So step one is to find out the colour coding of your load cells. Assuming they are "normal" cheap 3-wire ones, internally they look like:
simulate this circuit – Schematic created using CircuitLab
You need to identify those wires on your cells. We'll call them +, C and - (in that order) from now on.
The idea is that you provide power between + and - and a varying voltage comes out of C depending on the load applied. More load means a lower voltage, since R1 and R2 form a simple potential divider.
However that's not enough to get good results - the voltage differences are too small. So they are usually used as part of a Wheatstone Bridge. This allows a much smaller voltage variance to be detected.
The Wheatstone Bridge is created by the combinator board. It does it by combining the individual parts of separate cells together to form just two load cells along with the static resistances. This is the form the Wheatstone Bridge create takes:
simulate this circuit
I have boxed in each load cell so you can see how two "variable" legs combine into a single variable resistance, and two "static" legs combine into a single static resistance.

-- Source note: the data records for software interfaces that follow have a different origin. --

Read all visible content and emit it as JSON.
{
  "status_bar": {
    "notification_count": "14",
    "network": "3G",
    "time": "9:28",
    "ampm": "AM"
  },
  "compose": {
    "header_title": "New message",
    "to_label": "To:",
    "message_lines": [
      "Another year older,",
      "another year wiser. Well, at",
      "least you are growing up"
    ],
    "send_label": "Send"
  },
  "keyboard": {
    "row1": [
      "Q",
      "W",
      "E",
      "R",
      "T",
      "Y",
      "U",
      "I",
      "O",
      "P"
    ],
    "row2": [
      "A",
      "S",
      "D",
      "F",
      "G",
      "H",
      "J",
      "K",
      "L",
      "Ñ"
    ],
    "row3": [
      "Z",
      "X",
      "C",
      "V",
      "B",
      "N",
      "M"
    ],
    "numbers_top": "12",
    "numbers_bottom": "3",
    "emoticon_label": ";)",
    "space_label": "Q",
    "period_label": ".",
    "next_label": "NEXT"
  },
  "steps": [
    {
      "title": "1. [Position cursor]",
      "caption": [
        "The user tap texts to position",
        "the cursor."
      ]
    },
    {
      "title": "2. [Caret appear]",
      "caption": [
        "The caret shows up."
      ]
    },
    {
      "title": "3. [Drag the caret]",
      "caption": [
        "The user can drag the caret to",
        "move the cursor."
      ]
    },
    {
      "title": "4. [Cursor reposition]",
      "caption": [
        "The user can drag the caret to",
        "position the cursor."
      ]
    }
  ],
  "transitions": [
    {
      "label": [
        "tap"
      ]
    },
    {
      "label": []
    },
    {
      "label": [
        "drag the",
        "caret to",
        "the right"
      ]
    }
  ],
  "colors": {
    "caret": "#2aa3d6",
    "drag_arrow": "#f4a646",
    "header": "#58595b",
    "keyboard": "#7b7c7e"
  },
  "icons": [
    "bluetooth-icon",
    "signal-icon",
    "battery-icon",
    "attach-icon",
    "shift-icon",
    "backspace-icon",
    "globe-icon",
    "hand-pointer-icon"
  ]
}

Now you can see how you could test the combinator to make sure it's giving proper results. Apply a voltage between E+ and E- (say 5V) and measure the voltage between A+ and A-. Apply pressure to the load cells (all of them at once) and observe a change in the voltage between A+ and A-.
Assuming that is showing good results (the voltage change will be quite small, so set your DMM to its most sensitive setting), your next point of call is the connection to the Arduino itself.
The HX711 uses a digital serial protocol. Sparkfun has software that bit-bangs that protocol over any pair of IO pins you choose. There is nothing special about which pins are chosen - any two can be used. So as long as you have +5V, GND and the two data pins connected up to the Arduino there's not much that can go wrong.
So that then leaves the software. The biggest mistake people often make is to not tell the software which pins are being used for the serial communication. Or telling it the wrong pins - getting the clock and data pins mixed up, for instance. This would be the first port of call for checking the software. Make sure you have the right pins specified. Quite how you do that without seeing your software I can't say, but Sparkfun have some example software (scroll down to the bottom of the page) which just uses a pair of
#define macros to specify the pins.